Pride and Pedantry

“What’s a meme?”

I took my daughter to the birthday party of a 12-year-old friend yesterday, and hung around with the adults as the kids splashed in the pool.

After a round of Chuck Norris jokes with his dad (“When Chuck Norris goes into the water, he doesn’t get wet, the water gets Chuck Norrissed”), a teenager brought up the term “meme.” The birthday boy’s mom asked for a definition. The teen showed her an example of a meme, but didn’t quite come up with a definition. He clearly knew what it was, but just needed some time to articulate it.

Another adult offered to help, but the woman who asked the question — who is known as “The Child Whisperer” for her fantastic ability to engage with young people — waved off the help, saying, “Excuse me, but I asked this child.”

I was glad I hadn’t jumped in. A friend had kiddingly passed along a backhanded compliment he knew I would appreciate:  “When we tell your kids to stop being so pedantic, they actually know what pedantic means!” Already at the same party, I had conversed with various guests about Blender 3D, Monty Python, The Cabinet of Dr. Caligari, web hosting, and Burroughs’s Barsoom novels, and so figured I had already of used up my daily quota of nerdiness. I was content to sit back and listen.

The young man ended up giving a perfectly good explanation, but then The Child Whisperer — knowing my academic specialty — threw it over to me for confirmation.  I found myself saying, “In his book The Selfish Gene, biologist Richard Dawkins coined the term to refer to the smallest unit of culture, modeled after ‘gene,’ which is the smallest unit of life. Just as there are genes for dark eyes or long legs, there are simple memes like ‘shave-and-a-haircut (two bits),’ and serious ones like, ‘you must bow to your king.'”

And then I took another bite of hot dog, and then the conversation drifted elsewhere.

Because I know next to nothing about sports, or music, or growing up in Pittsburgh (common backyard barbecue conversation topics around here), I was thrilled to hear a familiar topic arise organically.
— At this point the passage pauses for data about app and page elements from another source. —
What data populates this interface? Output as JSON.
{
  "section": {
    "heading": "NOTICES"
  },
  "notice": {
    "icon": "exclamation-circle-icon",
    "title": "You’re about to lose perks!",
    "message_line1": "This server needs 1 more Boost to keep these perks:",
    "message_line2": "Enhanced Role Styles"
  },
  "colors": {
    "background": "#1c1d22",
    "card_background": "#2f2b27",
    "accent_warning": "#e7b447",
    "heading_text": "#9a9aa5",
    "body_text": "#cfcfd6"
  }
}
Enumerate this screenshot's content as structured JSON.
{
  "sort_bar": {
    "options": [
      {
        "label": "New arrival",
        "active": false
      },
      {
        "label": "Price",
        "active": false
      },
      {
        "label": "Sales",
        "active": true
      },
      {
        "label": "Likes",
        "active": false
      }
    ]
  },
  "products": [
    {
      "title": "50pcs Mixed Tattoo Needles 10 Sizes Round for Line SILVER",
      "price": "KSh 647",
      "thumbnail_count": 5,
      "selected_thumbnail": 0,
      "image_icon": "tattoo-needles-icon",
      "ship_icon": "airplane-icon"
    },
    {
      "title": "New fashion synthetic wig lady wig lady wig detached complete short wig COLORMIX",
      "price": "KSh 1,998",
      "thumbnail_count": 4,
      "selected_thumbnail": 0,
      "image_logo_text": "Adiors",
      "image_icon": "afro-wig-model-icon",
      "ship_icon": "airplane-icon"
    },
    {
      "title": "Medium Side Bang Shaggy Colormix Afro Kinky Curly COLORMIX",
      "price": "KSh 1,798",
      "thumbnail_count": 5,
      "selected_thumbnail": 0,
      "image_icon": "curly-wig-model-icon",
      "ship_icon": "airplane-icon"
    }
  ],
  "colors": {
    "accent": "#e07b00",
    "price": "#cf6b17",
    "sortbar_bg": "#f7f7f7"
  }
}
As dorkily pleased as I was to be able to rattle off the precise origin of the term, I was even prouder of my ability to keep my comment so brief.